> EXERCISE DETAILS
What lines in the data hold the string "jobs"? Show them.

___ EXTRACTED ENTRIES ___

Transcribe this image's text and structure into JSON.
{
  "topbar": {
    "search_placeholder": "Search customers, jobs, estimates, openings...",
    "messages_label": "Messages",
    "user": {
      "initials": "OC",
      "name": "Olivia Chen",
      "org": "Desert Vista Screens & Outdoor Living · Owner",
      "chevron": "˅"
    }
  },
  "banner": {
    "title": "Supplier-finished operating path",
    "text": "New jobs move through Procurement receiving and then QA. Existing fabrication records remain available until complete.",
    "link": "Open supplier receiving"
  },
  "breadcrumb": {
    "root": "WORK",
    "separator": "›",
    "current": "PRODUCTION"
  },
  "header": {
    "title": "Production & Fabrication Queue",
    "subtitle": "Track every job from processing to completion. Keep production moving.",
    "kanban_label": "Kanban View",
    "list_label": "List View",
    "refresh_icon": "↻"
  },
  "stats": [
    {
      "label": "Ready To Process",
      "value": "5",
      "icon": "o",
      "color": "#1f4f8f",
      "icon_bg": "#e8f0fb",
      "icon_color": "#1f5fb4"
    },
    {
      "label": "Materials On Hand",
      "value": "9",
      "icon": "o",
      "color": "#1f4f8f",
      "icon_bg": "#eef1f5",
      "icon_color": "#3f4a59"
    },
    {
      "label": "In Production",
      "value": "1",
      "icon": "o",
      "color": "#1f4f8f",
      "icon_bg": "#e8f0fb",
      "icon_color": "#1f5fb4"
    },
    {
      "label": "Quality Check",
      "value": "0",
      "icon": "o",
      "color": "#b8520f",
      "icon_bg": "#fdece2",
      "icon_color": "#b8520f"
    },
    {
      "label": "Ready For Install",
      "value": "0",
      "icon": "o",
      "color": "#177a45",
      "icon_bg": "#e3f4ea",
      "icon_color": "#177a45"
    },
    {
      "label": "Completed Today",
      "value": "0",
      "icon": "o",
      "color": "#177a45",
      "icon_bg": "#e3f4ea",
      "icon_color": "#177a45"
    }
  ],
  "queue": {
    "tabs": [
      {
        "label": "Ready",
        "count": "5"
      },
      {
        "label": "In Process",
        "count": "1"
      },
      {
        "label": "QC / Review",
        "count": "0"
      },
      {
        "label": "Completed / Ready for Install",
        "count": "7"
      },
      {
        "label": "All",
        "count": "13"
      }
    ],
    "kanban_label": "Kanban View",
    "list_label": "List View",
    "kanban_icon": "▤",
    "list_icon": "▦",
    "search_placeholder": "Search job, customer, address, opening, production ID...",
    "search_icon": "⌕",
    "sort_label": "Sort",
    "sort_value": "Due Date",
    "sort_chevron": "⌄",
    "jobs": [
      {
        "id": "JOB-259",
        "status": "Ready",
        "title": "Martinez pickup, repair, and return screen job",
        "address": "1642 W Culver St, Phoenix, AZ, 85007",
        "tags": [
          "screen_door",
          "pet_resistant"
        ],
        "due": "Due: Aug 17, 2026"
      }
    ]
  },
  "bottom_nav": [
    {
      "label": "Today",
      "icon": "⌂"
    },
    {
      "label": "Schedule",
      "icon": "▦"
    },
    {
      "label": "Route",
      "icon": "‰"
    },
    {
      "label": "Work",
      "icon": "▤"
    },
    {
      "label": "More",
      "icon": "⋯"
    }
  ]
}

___
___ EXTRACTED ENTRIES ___

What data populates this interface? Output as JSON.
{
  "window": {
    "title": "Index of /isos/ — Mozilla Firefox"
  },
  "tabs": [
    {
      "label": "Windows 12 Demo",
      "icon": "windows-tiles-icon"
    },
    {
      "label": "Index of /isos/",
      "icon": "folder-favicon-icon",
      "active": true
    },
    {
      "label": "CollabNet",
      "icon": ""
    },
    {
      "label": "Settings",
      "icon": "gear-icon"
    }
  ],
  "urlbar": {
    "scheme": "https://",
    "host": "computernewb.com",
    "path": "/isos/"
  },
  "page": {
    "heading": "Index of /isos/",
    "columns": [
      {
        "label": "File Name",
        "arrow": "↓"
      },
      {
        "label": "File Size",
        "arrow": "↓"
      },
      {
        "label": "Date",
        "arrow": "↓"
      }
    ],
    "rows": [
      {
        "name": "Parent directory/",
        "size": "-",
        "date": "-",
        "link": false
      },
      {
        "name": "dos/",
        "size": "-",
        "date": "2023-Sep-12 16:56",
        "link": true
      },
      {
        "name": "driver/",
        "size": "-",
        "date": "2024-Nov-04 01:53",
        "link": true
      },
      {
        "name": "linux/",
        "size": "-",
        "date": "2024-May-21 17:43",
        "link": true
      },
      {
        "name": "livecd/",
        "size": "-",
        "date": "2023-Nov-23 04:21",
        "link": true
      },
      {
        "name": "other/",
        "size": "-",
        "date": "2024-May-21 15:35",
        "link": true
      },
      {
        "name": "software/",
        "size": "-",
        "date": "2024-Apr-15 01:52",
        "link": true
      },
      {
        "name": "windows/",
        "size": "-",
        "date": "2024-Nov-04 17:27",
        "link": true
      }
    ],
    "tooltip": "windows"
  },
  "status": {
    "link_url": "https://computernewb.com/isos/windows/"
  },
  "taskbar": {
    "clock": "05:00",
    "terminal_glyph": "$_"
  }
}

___

> SOLUTION BELOW
    "search_placeholder": "Search customers, jobs, estimates, openings...",
    "text": "New jobs move through Procurement receiving and then QA. Existing fabrication records remain available until complete.",
    "jobs": [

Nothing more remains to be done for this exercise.